Lawmakers Want to Extend Statutes for Church Abuse Victims
By Andy Sheehan
March 4, 2016
Outraged over the sex abuse scandal in the Altoona-Johnstown Diocese, state lawmakers are calling for justice for the alleged victims.
The alleged crimes against children are as sickening as they are hard to hear, but in announcing the grand jury findings this week, Pennsylvania Attorney General Kathleen Kane made a point to list them.
“Children reported having their genitals fondled, being forced to participate, watch or permit masturbation, being force to perform or receive oral sex from/or for priests and being anally raped,” Kane said.
The grand jury found that over a 40-year period, 50 diocesan priests and religious leaders sexually abused hundreds of child victims.
In the report, late Bishop James Hogan and retired Bishop Joseph Adamec are alleged to have warded off law enforcement while they shuffled predatory priests around the diocese.
But since the statute of limitations has run out, neither Adamec nor any priests still living can be criminally charged or prosecuted. The victims also cannot seek civil compensation.
“I’m frustrated like everybody else,” said State Rep. Frank Burns, of Cambria County.
Rep. Burns wants to change those state statutes to give victims a two-year window to file civil suits, and he wants to eliminate the limitations all together for future victims.
“I thought I could get over this. I thought I could bury it; I wanted to,” said Rep. Burns.
Burns was joined by Berks County Rep. Mark Rozzi, who was molested by a priest as boy. He decided to go public after a childhood friend who was also abused committed suicide.
“When that happened, I vowed I would never, never turn my back on the children of this Commonwealth ever,” said Rep. Rozzi.
Like Rep. Rozzi, many victims try to bury the abuse, and by the time they realize they’ve suffered irreparable harm, the statues have run out.

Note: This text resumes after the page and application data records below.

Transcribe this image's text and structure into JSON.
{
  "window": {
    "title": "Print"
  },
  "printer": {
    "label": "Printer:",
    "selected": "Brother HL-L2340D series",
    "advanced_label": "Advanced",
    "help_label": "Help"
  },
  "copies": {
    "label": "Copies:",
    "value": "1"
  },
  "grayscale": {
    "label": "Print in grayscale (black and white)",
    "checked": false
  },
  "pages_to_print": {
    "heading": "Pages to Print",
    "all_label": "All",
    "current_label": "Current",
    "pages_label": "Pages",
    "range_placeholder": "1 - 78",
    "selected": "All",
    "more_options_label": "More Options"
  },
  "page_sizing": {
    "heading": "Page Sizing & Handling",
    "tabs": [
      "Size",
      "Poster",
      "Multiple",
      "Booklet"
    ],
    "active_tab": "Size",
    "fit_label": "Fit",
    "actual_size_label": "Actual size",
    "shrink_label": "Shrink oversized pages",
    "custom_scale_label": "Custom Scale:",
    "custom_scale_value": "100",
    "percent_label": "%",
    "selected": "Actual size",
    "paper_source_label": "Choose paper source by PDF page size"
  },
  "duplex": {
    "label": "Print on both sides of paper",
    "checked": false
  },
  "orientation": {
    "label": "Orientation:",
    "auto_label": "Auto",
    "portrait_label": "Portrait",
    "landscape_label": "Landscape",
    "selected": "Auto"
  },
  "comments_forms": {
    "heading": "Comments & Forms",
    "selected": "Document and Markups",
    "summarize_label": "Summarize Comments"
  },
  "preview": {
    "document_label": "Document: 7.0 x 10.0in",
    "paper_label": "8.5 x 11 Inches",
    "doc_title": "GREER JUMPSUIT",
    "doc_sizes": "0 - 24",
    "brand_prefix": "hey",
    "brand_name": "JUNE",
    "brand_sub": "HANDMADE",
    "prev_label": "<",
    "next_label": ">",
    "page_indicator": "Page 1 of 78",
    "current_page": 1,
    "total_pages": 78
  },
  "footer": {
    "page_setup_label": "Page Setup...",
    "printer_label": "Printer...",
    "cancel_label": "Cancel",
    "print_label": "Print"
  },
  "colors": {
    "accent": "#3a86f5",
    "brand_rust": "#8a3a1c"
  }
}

The state representatives say this legislation will give them another chance for justice.